COMPOSERS: Nielsen,Stravinsky
LABELS: Telarc
WORKS: The Rite of Spring; Symphony No. 5
PERFORMER: Cincinnati SO/Paavo Järvi

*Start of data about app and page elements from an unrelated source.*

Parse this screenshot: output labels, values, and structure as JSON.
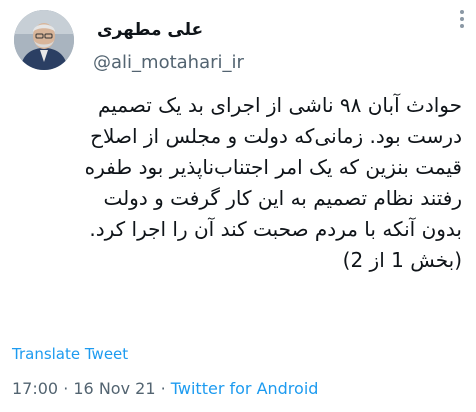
{
  "user": {
    "display_name": "علی مطهری",
    "handle": "@ali_motahari_ir"
  },
  "tweet": {
    "lines": [
      "حوادث آبان ۹۸ ناشی از اجرای بد یک تصمیم",
      "درست بود. زمانی‌که دولت و مجلس از اصلاح",
      "قیمت بنزین که یک امر اجتناب‌ناپذیر بود طفره",
      "رفتند نظام تصمیم به این کار گرفت و دولت",
      "بدون آنکه با مردم صحبت کند آن را اجرا کرد.",
      "(بخش 1 از 2)"
    ]
  },
  "translate_label": "Translate Tweet",
  "meta": {
    "time": "17:00",
    "separator": " · ",
    "date": "16 Nov 21",
    "source": "Twitter for Android"
  },
  "icons": {
    "more": "more-vertical-icon",
    "avatar": "avatar"
  },
  "colors": {
    "link": "#1d9bf0",
    "text": "#0f1419",
    "secondary": "#536471"
  }
}
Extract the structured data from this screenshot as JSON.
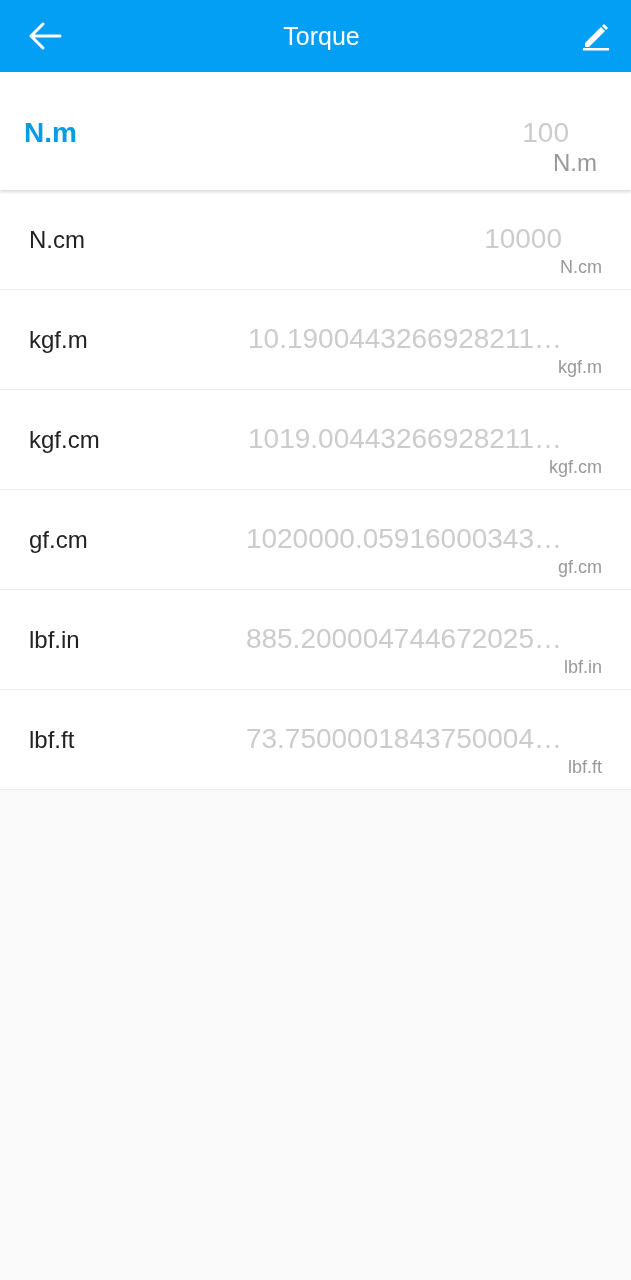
{
  "app_bar": {
    "title": "Torque"
  },
  "units": [
    {
      "name": "N.m",
      "value": "100",
      "unit": "N.m",
      "selected": true
    },
    {
      "name": "N.cm",
      "value": "10000",
      "unit": "N.cm",
      "selected": false
    },
    {
      "name": "kgf.m",
      "value": "10.1900443266928211…",
      "unit": "kgf.m",
      "selected": false
    },
    {
      "name": "kgf.cm",
      "value": "1019.00443266928211…",
      "unit": "kgf.cm",
      "selected": false
    },
    {
      "name": "gf.cm",
      "value": "1020000.05916000343…",
      "unit": "gf.cm",
      "selected": false
    },
    {
      "name": "lbf.in",
      "value": "885.200004744672025…",
      "unit": "lbf.in",
      "selected": false
    },
    {
      "name": "lbf.ft",
      "value": "73.7500001843750004…",
      "unit": "lbf.ft",
      "selected": false
    }
  ]
}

This seismic double-bill has surely never appeared before on CD, and if it leads those who already love their Rite towards the most underrated symphonic masterpiece of the 20th century – composed just under a decade after Stravinsky’s ballet, to very different but equally earth-shattering effect – that can only be a good thing. Paavo Järvi’s brave and polished Cincinnati players manage two aspects of both pieces very well. The recording helps to boost crucial bass lines: sonorous chanting tubas and trombones lead the great polyrhythmic processional in Stravinsky’s Part 1, while lower strings uproot the never-quite-solid foundations in the first half of Nielsen’s opening movement. Järvi is good on atmosphere, too, letting the woodwind take their time in Stravinsky’s introductory piping and carefully charting the many twilight zones between Nielsen’s upheavals. Unfortunately, the right kind of force is not with the Cincinnatians in Stravinsky’s tidal-wave dances – the last slammed shut by one abrupt chord, not the stipulated two – or when Nielsen’s titanic finale begins. For the latter, compare Osmo Vänskä (BIS), or better still, the Gothenburg Symphony Orchestra’s inner fire on Järvi senior’s unforced, elemental recording (DG, surely due back in the catalogues soon). Paavo Järvi adds many textural glosses to the Nielsen, some of them intriguing; but the rhetorical slowing-down for the big climax in the first movement, and in the finale his over-nuanced articulation of Nielsen’s heaven-sent second fugue prove fatal. The Rite is straighter, but there that’s not enough; the individuality of a Gergiev, both on disc and recently live in a revelatory Proms performance with the BBC Symphony Orchestra, is what we now need to hear this piece afresh. David Nice